[INPUT Boundary: Start]

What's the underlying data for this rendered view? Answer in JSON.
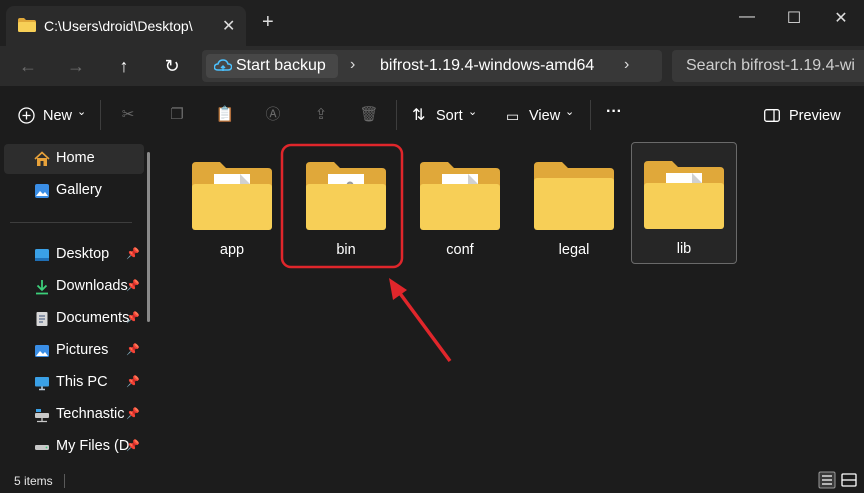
{
  "window": {
    "tab_title": "C:\\Users\\droid\\Desktop\\",
    "tab_close": "✕",
    "new_tab": "+",
    "minimize": "—",
    "maximize": "☐",
    "close": "✕"
  },
  "nav": {
    "back": "←",
    "forward": "→",
    "up": "↑",
    "refresh": "↻",
    "backup_label": "Start backup",
    "separator": "›",
    "current_folder": "bifrost-1.19.4-windows-amd64",
    "search_placeholder": "Search bifrost-1.19.4-wi"
  },
  "toolbar": {
    "new_label": "New",
    "sort_label": "Sort",
    "view_label": "View",
    "more_label": "···",
    "preview_label": "Preview",
    "chevron": "⌄",
    "icons": [
      "cut-icon",
      "copy-icon",
      "paste-icon",
      "rename-icon",
      "share-icon",
      "delete-icon"
    ]
  },
  "sidebar": {
    "items": [
      {
        "label": "Home",
        "icon": "home-icon"
      },
      {
        "label": "Gallery",
        "icon": "gallery-icon"
      },
      {
        "label": "Desktop",
        "icon": "desktop-icon",
        "pinned": true
      },
      {
        "label": "Downloads",
        "icon": "download-icon",
        "pinned": true
      },
      {
        "label": "Documents",
        "icon": "documents-icon",
        "pinned": true
      },
      {
        "label": "Pictures",
        "icon": "pictures-icon",
        "pinned": true
      },
      {
        "label": "This PC",
        "icon": "this-pc-icon",
        "pinned": true
      },
      {
        "label": "Technastic",
        "icon": "network-drive-icon",
        "pinned": true
      },
      {
        "label": "My Files (D",
        "icon": "drive-icon",
        "pinned": true
      }
    ],
    "pin_glyph": "📌"
  },
  "files": [
    {
      "name": "app",
      "icon": "folder-with-file-icon"
    },
    {
      "name": "bin",
      "icon": "folder-with-gear-icon"
    },
    {
      "name": "conf",
      "icon": "folder-with-file-icon"
    },
    {
      "name": "legal",
      "icon": "folder-icon"
    },
    {
      "name": "lib",
      "icon": "folder-with-file-icon"
    }
  ],
  "status": {
    "item_count": "5 items"
  },
  "colors": {
    "folder_front": "#f7cf57",
    "folder_back": "#e0a83a",
    "highlight": "#e0262b",
    "accent": "#4cc2ff"
  }
}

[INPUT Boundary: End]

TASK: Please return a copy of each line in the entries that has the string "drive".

EXERCISE SOLUTION:
        "icon": "network-drive-icon",
        "icon": "drive-icon",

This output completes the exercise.